EM FX was mixed on Friday but capped off a largely losing week. MYR, CLP, and CNY were the best performers over the last week, while ARS, TRY, and ZAR were the worst. We expect EM FX to continue weakening, but note that with very few fundamental drivers this week, we may see some consolidation near-term.
Singapore reports May trade Monday, with NODX expected to rise 4.6% y/y vs. 11.8% in April. Retail sales came in much weaker than expected for April, with headline rising 0.4% y/y and ex-autos 0.7% y/y. The October MAS policy meeting is still a few months away, but recent softness in the economy supports our view that it will not tighten again this year.
Poland reports May industrial and construction output Tuesday. The former is expected to rise 3.6% y/y vs. 9.3% in April, while the latter is expected to rise 17.8% y/y vs. 19.7% in April. Real retail sales will be reported Thursday, which are expected to rise 6.0% y/y vs. 4.0% in April. Central bank minutes will be released Thursday.
National Bank of Hungary meets Tuesday and is expected to keep rates steady at 0.9%. Deputy Governor Nagy said the bank is prepared to tighten monetary conditions if the weak forint endangers its inflation target. Before, the bank had shown little concern with the exchange rate and so it is moving away from its ultra-dovish bias.
Malaysia reports May CPI Wednesday, and is expected to rise 1.8% y/y vs. 1.4% in April. Bank Negara does not have an explicit inflation target. However, low price pressures should allow it to remain on hold this year. Next policy meeting is July 11, rates are likely to remain steady at 3.25%.
Bank of Thailand meets Wednesday and is expected to keep rates steady at 1.5%. CPI rose 1.5% y/y in May, the highest since January 2017 but still near the bottom of the 1-4% target range.

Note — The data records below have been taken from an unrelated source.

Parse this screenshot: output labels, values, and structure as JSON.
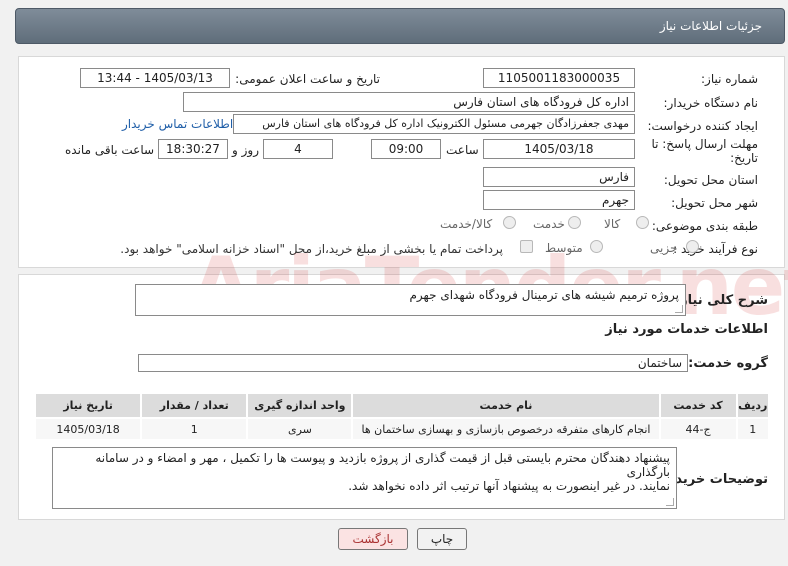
{
  "header": {
    "title": "جزئیات اطلاعات نیاز"
  },
  "form": {
    "need_number_label": "شماره نیاز:",
    "need_number": "1105001183000035",
    "announce_label": "تاریخ و ساعت اعلان عمومی:",
    "announce_value": "1405/03/13 - 13:44",
    "buyer_org_label": "نام دستگاه خریدار:",
    "buyer_org": "اداره کل فرودگاه های استان فارس",
    "requester_label": "ایجاد کننده درخواست:",
    "requester": "مهدی جعفرزادگان جهرمی مسئول الکترونیک اداره کل فرودگاه های استان فارس",
    "contact_link": "اطلاعات تماس خریدار",
    "deadline_label_1": "مهلت ارسال پاسخ: تا",
    "deadline_label_2": "تاریخ:",
    "deadline_date": "1405/03/18",
    "time_label": "ساعت",
    "deadline_time": "09:00",
    "days_value": "4",
    "days_label": "روز و",
    "remaining_time": "18:30:27",
    "remaining_label": "ساعت باقی مانده",
    "province_label": "استان محل تحویل:",
    "province": "فارس",
    "city_label": "شهر محل تحویل:",
    "city": "جهرم",
    "category_label": "طبقه بندی موضوعی:",
    "category_options": [
      "کالا",
      "خدمت",
      "کالا/خدمت"
    ],
    "process_label": "نوع فرآیند خرید :",
    "process_options": [
      "جزیی",
      "متوسط"
    ],
    "payment_note": "پرداخت تمام یا بخشی از مبلغ خرید،از محل \"اسناد خزانه اسلامی\" خواهد بود."
  },
  "summary": {
    "label": "شرح کلی نیاز:",
    "text": "پروژه ترمیم شیشه های ترمینال فرودگاه شهدای جهرم"
  },
  "services": {
    "section_title": "اطلاعات خدمات مورد نیاز",
    "group_label": "گروه خدمت:",
    "group_value": "ساختمان",
    "columns": [
      "ردیف",
      "کد خدمت",
      "نام خدمت",
      "واحد اندازه گیری",
      "تعداد / مقدار",
      "تاریخ نیاز"
    ],
    "rows": [
      [
        "1",
        "ج-44",
        "انجام کارهای متفرقه درخصوص بازسازی و بهسازی ساختمان ها",
        "سری",
        "1",
        "1405/03/18"
      ]
    ]
  },
  "notes": {
    "label": "توضیحات خریدار:",
    "line1": "پیشنهاد دهندگان محترم بایستی قبل از قیمت گذاری از پروژه بازدید و  پیوست ها را تکمیل ، مهر و امضاء و در سامانه بارگذاری",
    "line2": "نمایند. در غیر اینصورت به پیشنهاد آنها ترتیب اثر داده نخواهد شد."
  },
  "buttons": {
    "print": "چاپ",
    "back": "بازگشت"
  },
  "watermark": "AriaTender.net"
}
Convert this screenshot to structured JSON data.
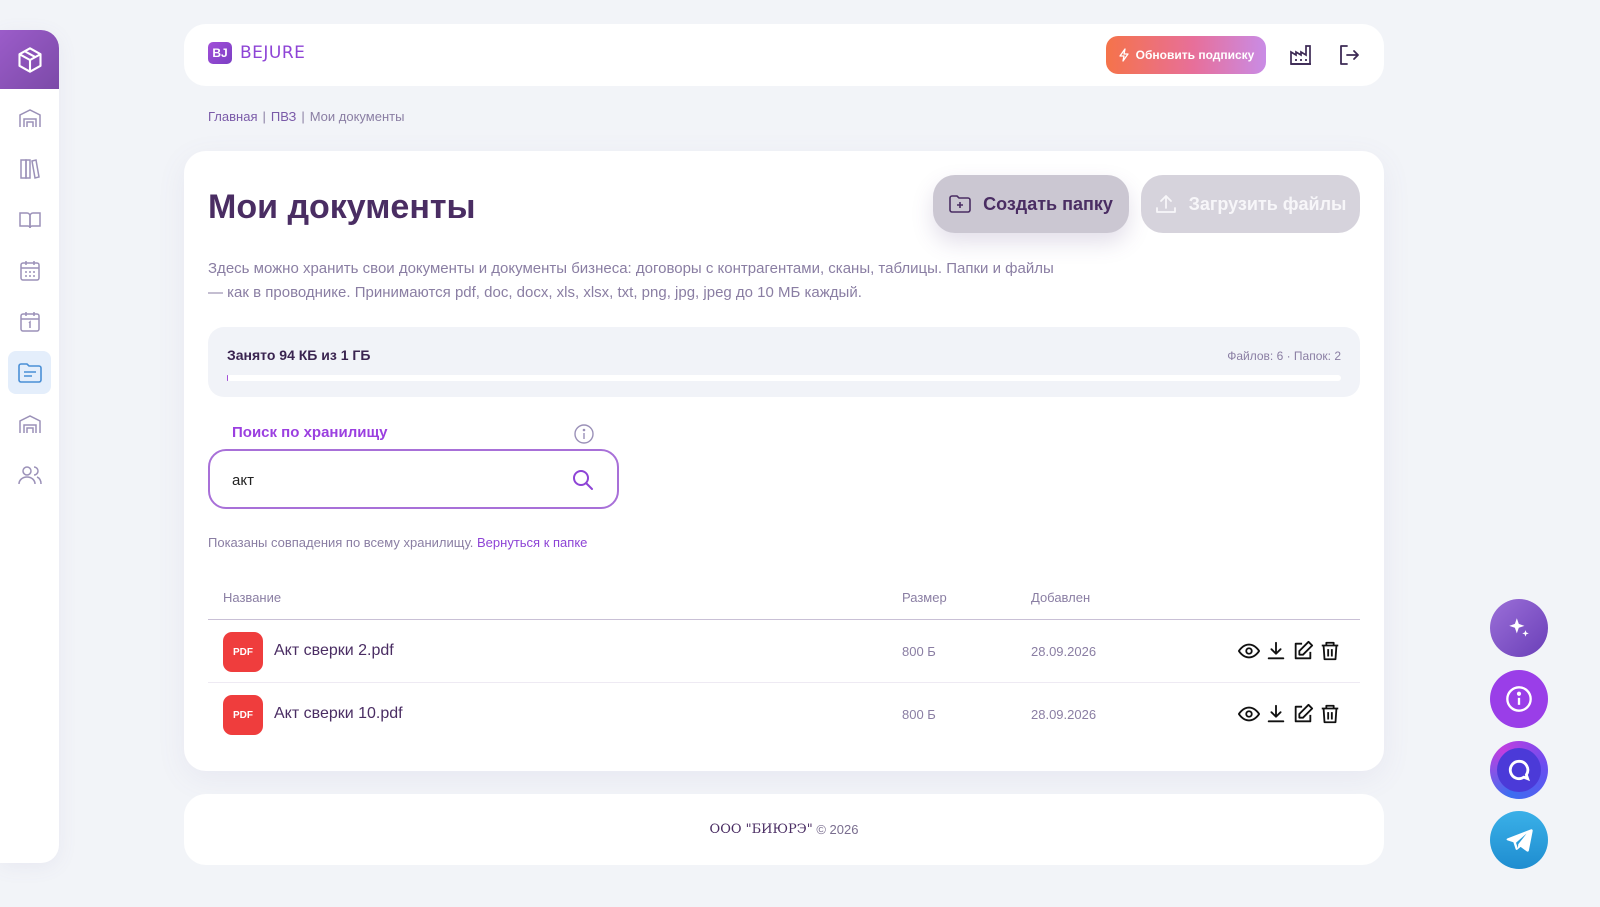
{
  "header": {
    "brand_mark": "BJ",
    "brand_name": "BEJURE",
    "upgrade_label": "Обновить подписку"
  },
  "breadcrumb": {
    "items": [
      "Главная",
      "ПВЗ",
      "Мои документы"
    ],
    "separator": "|"
  },
  "main": {
    "title": "Мои документы",
    "create_folder_label": "Создать папку",
    "upload_files_label": "Загрузить файлы",
    "description": "Здесь можно хранить свои документы и документы бизнеса: договоры с контрагентами, сканы, таблицы. Папки и файлы — как в проводнике. Принимаются pdf, doc, docx, xls, xlsx, txt, png, jpg, jpeg до 10 МБ каждый.",
    "storage": {
      "used_text": "Занято 94 КБ из 1 ГБ",
      "counts_text": "Файлов: 6 · Папок: 2",
      "used_fraction": 0.0001
    },
    "search": {
      "label": "Поиск по хранилищу",
      "value": "акт"
    },
    "match_note": {
      "text": "Показаны совпадения по всему хранилищу.",
      "link": "Вернуться к папке"
    },
    "table": {
      "columns": [
        "Название",
        "Размер",
        "Добавлен"
      ],
      "rows": [
        {
          "type": "PDF",
          "name": "Акт сверки 2.pdf",
          "size": "800 Б",
          "date": "28.09.2026"
        },
        {
          "type": "PDF",
          "name": "Акт сверки 10.pdf",
          "size": "800 Б",
          "date": "28.09.2026"
        }
      ]
    }
  },
  "footer": {
    "company": "ООО \"БИЮРЭ\"",
    "copyright": "© 2026"
  },
  "sidebar": {
    "items": [
      "box-icon",
      "warehouse-icon",
      "library-icon",
      "book-icon",
      "calendar-grid-icon",
      "calendar-day-icon",
      "documents-icon",
      "warehouse-alt-icon",
      "users-icon"
    ],
    "active": "documents-icon"
  },
  "colors": {
    "accent": "#8e44d6",
    "title": "#4a2d63",
    "muted": "#8a7ea3",
    "pdf": "#ef3d3d",
    "background": "#f2f4f8"
  }
}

Bank officials have shown no urgency to tighten, and we see steady rates this year.
South Africa reports May CPI Wednesday, and is expected to rise 4.6% y/y vs. 4.5% in April. If so, inflation would move into the top half of the 3-6% target range. Next policy meeting is July 19, rates are likely to remain steady at 6.5%. Q1 current account data will be reported Thursday, and the deficit is expected to widen to -4.0% of GDP from -2.9% in Q4.
Philippine central bank meets Wednesday and is expected to hike rates 25 bp to 3.5%. However, the market is split. Of the 8 analysts polled by Bloomberg, 3 see steady rates and 5 see a 25 bp hike. CPI rose 4.6% y/y in May, well above the 2-4% target range. The bank started the tightening cycle with a 25 bp hike last month, and we expect it to continue with another 25 bp hike this month.
Brazil COPOM meets Wednesday and is expected to hike rates 50 bp to 7.0%. Brazil reports mid-June IPCA inflation Thursday, which is expected to rise 3.33% y/y vs. 2.70% in mid-May. If so, inflation would be the highest since mid-June 2017. Whilst still within the 2.5-6.5% target range, we think rising inflation and pressure on the currency will lead to the start of a tightening cycle this month.
Taiwan central bank meets Thursday and is expected to keep rates steady at 1.375%. That same day, May export orders will be reported. The central bank does not have an explicit inflation target, but low price pressures should allow it to remain on hold this year.
Banco de Mexico meets Thursday and is expected to hike rates 25 bp to 7.75%. Mexico reports mid-June CPI Friday, which is expected to rise 4.59% y/y vs. 4.46% in mid-May. If so, inflation would continue moving away from the 2-4% target range after several months of heading towards it.